Marilyn Monroe is one of the most instantly recognisable people who has ever lived. The ice-coloured hair, perfect skin, big eyes and bigger smile, she’s so iconic, that a real argument could be made about trademarking her face. This rather callous disregard of her as a product rather than a person is what pushes the core issues in Blonde, Joyce Carol Oates’ lengthy ballad to the doomed starlet and her kaleidoscopic life. Hollywood is hell in this story, and Norma Jean Baker (Marilyn’s real name) is tormented by jealous lovers and studio executives with hyena faces, tongues lolling after her shapely figure.

We follow Marilyn’s entire life, from her small beginnings in a tiny Los Angeles apartment dominated by her paranoid mother and a photograph of a famous actor (identity unknown) we are told is her father, through her triumphs as an actress, and the inevitable heartbreaks that follow. Whilst romantic love plays a large part in her life, it is the love of her adoring fans that speaks most to Norma, as she tries desperately to fill something that’s missing in her life by living in the roles she plays. Whatever piece is missing is up to the reader to decide. Do we really need to know? Regardless, this is a woman who has everything, and yet seems unable to hold onto any of it.

Oates writes short chapters that fracture the story along multiple points of view, sometimes giving us the same events from contrasting angles. We see actions through the eyes of Marilyn, her lovers, husbands, fans, reporters and down the barrel of a sniper rifle, pointed at her delicate head without anyone’s knowledge but our own. Oates wants us to see Norma Jean in the paradoxical light celebrity creates, as both the mysterious queen who controls her kingdom, and lost princess running around after her who’s desperate to make things right. When you’re the centre of the universe and everyone looks to you for guidance, who can you ask for help?

If there’s a downside it’s also one of the book’s strengths. The detail of description is both a joy to roll around in and a slog to wade through, sometimes slipping from page-turner to snail’s pace within the same paragraph. The uncertainty of Norma’s life is what makes us care for her, but it also takes too long to get to the end and realise what a large part of the meaning all is. I think you could easily slice 150 pages from this tome and still have a weighty, highly insightful examination of the poison at the heart of superstardom.

It’s soon to be adapted into a film by Netflix with Andrew Dominik directing (Mindhunter, The Assassination of Jesse James by the Coward Robert Ford) and it looks set to be a faithful and satisfying adaptation of this beautifully sad novel. Before it comes out, make sure to read the story of Norma Jean Baker, and how her life was changed and cursed forever by celebrity.

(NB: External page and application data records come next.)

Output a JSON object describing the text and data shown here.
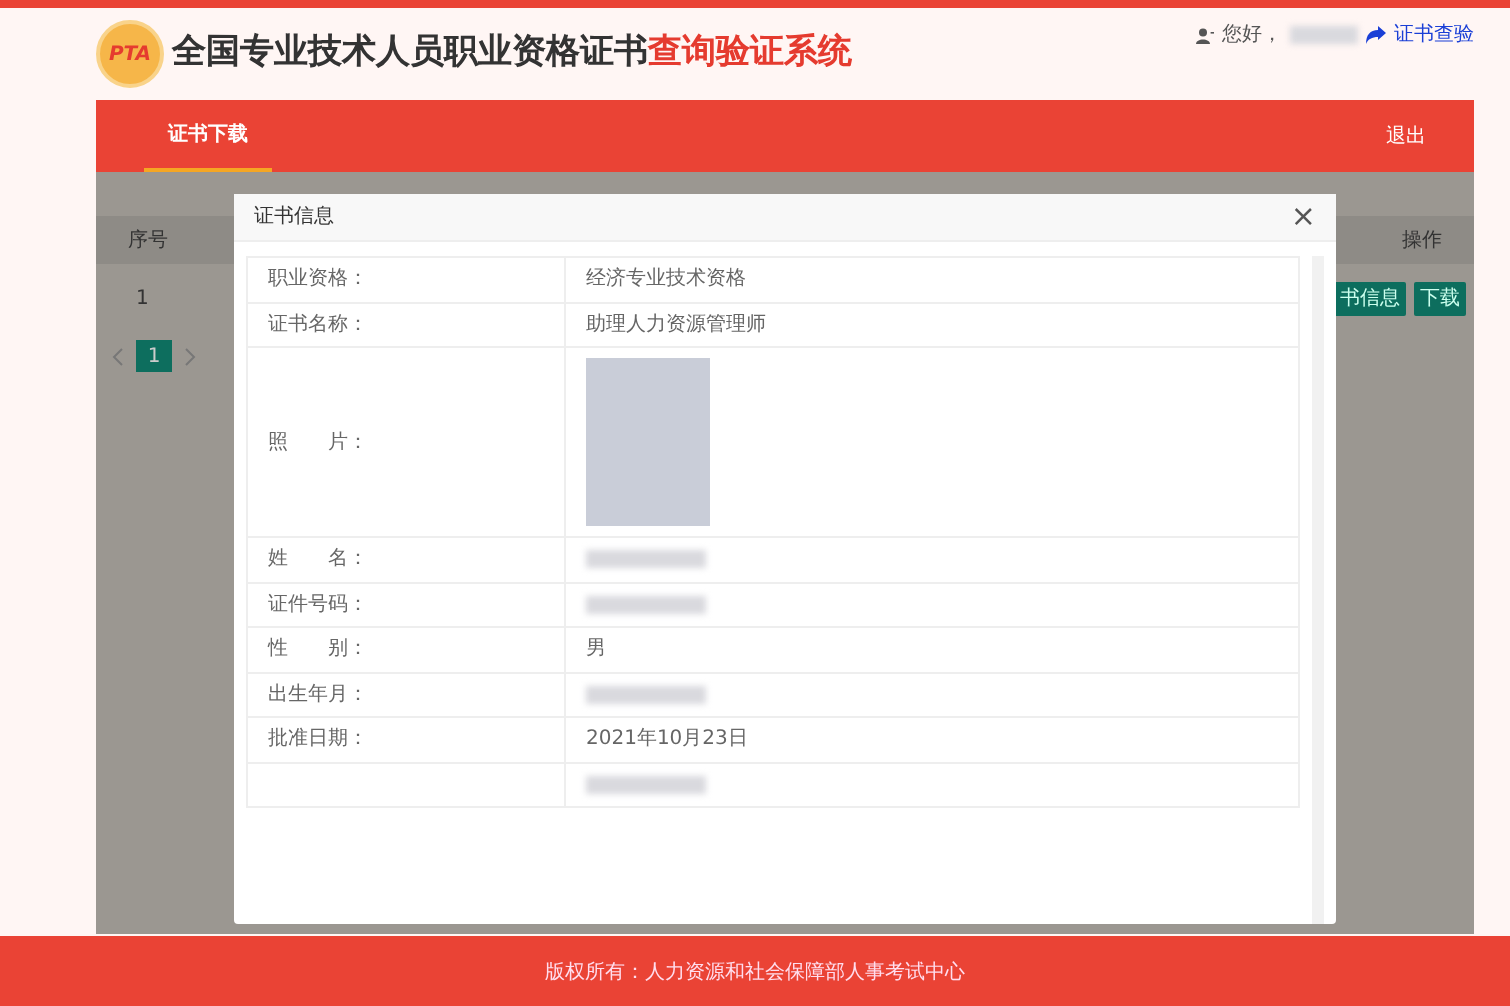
{
  "header": {
    "logo_text": "PTA",
    "title": "全国专业技术人员职业资格证书",
    "title_highlight": "查询验证系统",
    "greeting": "您好，",
    "user_link": "证书查验"
  },
  "nav": {
    "tabs": [
      {
        "label": "证书下载",
        "selected": true
      }
    ],
    "logout": "退出"
  },
  "background_table": {
    "columns": [
      "序号",
      "操作"
    ],
    "rows": [
      {
        "number": "1",
        "actions": [
          "书信息",
          "下载"
        ]
      }
    ],
    "pagination": [
      {
        "label": "1",
        "selected": true
      }
    ]
  },
  "modal": {
    "title": "证书信息",
    "close": "×",
    "rows": [
      {
        "kind": "text",
        "label": "职业资格：",
        "value": "经济专业技术资格"
      },
      {
        "kind": "text",
        "label": "证书名称：",
        "value": "助理人力资源管理师"
      },
      {
        "kind": "photo",
        "label": "照　　片："
      },
      {
        "kind": "redacted",
        "label": "姓　　名："
      },
      {
        "kind": "redacted",
        "label": "证件号码："
      },
      {
        "kind": "text",
        "label": "性　　别：",
        "value": "男"
      },
      {
        "kind": "redacted",
        "label": "出生年月："
      },
      {
        "kind": "text",
        "label": "批准日期：",
        "value": "2021年10月23日"
      },
      {
        "kind": "redacted"
      }
    ]
  },
  "footer": "版权所有：人力资源和社会保障部人事考试中心"
}
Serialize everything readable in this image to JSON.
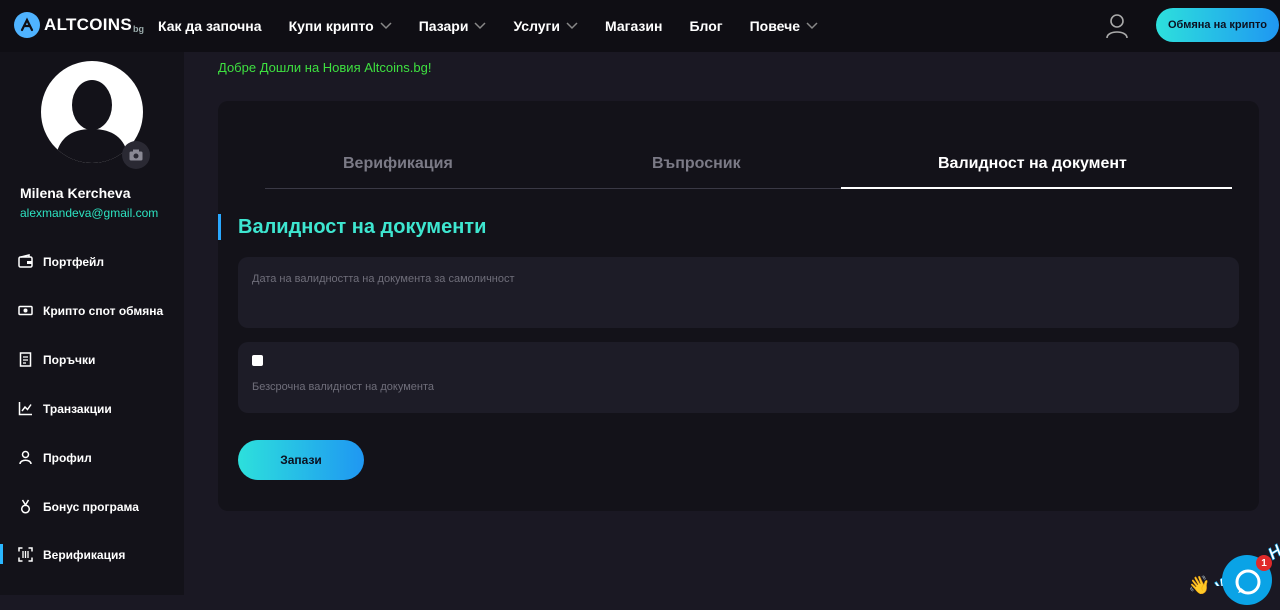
{
  "header": {
    "logo_text": "ALTCOINS",
    "logo_suffix": "bg",
    "nav": [
      {
        "label": "Как да започна",
        "dropdown": false
      },
      {
        "label": "Купи крипто",
        "dropdown": true
      },
      {
        "label": "Пазари",
        "dropdown": true
      },
      {
        "label": "Услуги",
        "dropdown": true
      },
      {
        "label": "Магазин",
        "dropdown": false
      },
      {
        "label": "Блог",
        "dropdown": false
      },
      {
        "label": "Повече",
        "dropdown": true
      }
    ],
    "exchange_button": "Обмяна на крипто"
  },
  "sidebar": {
    "user_name": "Milena Kercheva",
    "user_email": "alexmandeva@gmail.com",
    "items": [
      {
        "label": "Портфейл",
        "icon": "wallet-icon"
      },
      {
        "label": "Крипто спот обмяна",
        "icon": "cash-icon"
      },
      {
        "label": "Поръчки",
        "icon": "receipt-icon"
      },
      {
        "label": "Транзакции",
        "icon": "chart-icon"
      },
      {
        "label": "Профил",
        "icon": "person-icon"
      },
      {
        "label": "Бонус програма",
        "icon": "medal-icon"
      },
      {
        "label": "Верификация",
        "icon": "scan-icon",
        "active": true
      }
    ]
  },
  "main": {
    "welcome": "Добре Дошли на Новия Altcoins.bg!",
    "tabs": [
      {
        "label": "Верификация",
        "active": false
      },
      {
        "label": "Въпросник",
        "active": false
      },
      {
        "label": "Валидност на документ",
        "active": true
      }
    ],
    "section_title": "Валидност на документи",
    "date_field_placeholder": "Дата на валидността на документа за самоличност",
    "checkbox_label": "Безсрочна валидност на документа",
    "checkbox_checked": false,
    "save_button": "Запази"
  },
  "chat": {
    "text": "We Are Here",
    "badge": "1"
  },
  "colors": {
    "accent_teal": "#3ee6d0",
    "accent_blue": "#1f97f2",
    "welcome_green": "#3ee040",
    "email_teal": "#2de3c1"
  }
}
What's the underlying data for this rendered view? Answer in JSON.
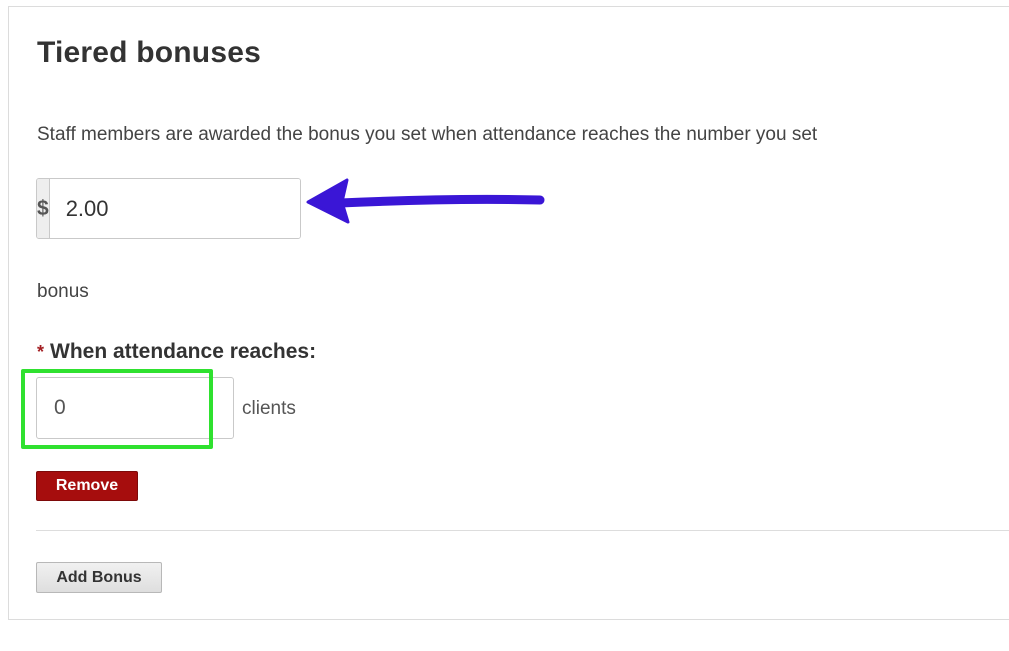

Joyce Carol Oates has been writing for decades, and has published over 50 novels and dozens of short story collections. Blonde is one of her longest and most personal works, and explores a period of time Oates lived through and has always remained fascinated with, the Swinging 60s.